Ecological enhancement measures are those that actually improve the ecological condition of the development site (or an alternative site) after the development is complete. Ecological enhancement measures must, therefore, be over and above any avoidance, mitigation and compensation measures required to neutralise the impacts of the development on wildlife. Developments that provide ecological enhancements should be looked upon more favourably by the local planning authority.
The law, central government planning policy and, increasingly, local planning policy, now point towards the enhancement of biodiversity as part of the development process.
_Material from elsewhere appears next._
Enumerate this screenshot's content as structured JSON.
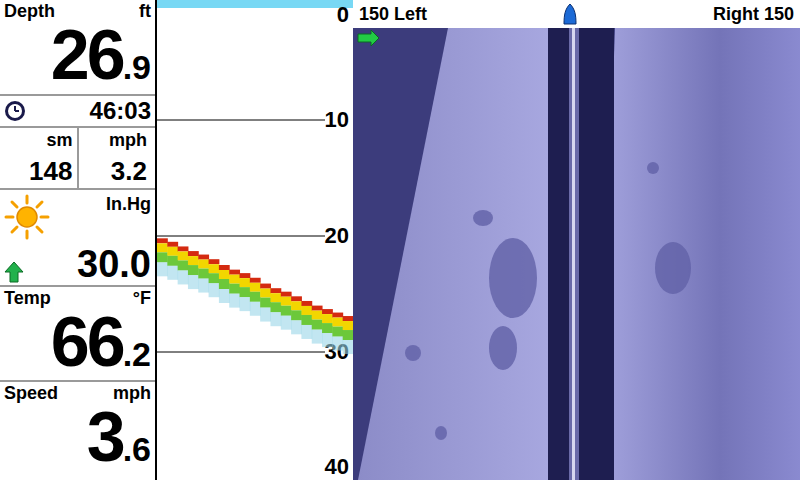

Features that are increasingly being included in development designs as measures to enhance site biodiversity include:
- Setting aside space within the development site in which to create woodland, wetland, wildflower meadows or other habitats of value to wildlife
- Using native plants in the landscaping design, which are of value in their own right and as habitat for other wildlife
- The addition of a green roof on one or more buildings, providing habitat for plants and animals typical of brownfield sites
- The use of climbing plants on walls within the new development which can provide shelter and foraging opportunities for wildlife
- The inclusion of bird and bat boxes within the structure of new buildings
- Use of sustainable urban drainage systems which double as wildlife habitats, for example, swales and balancing ponds
An alternative to including biodiversity features within the design of the new development may be to finance the enhancement of a nearby site of nature conservation interest or even the creation of new habitats on other land of low current ecological value.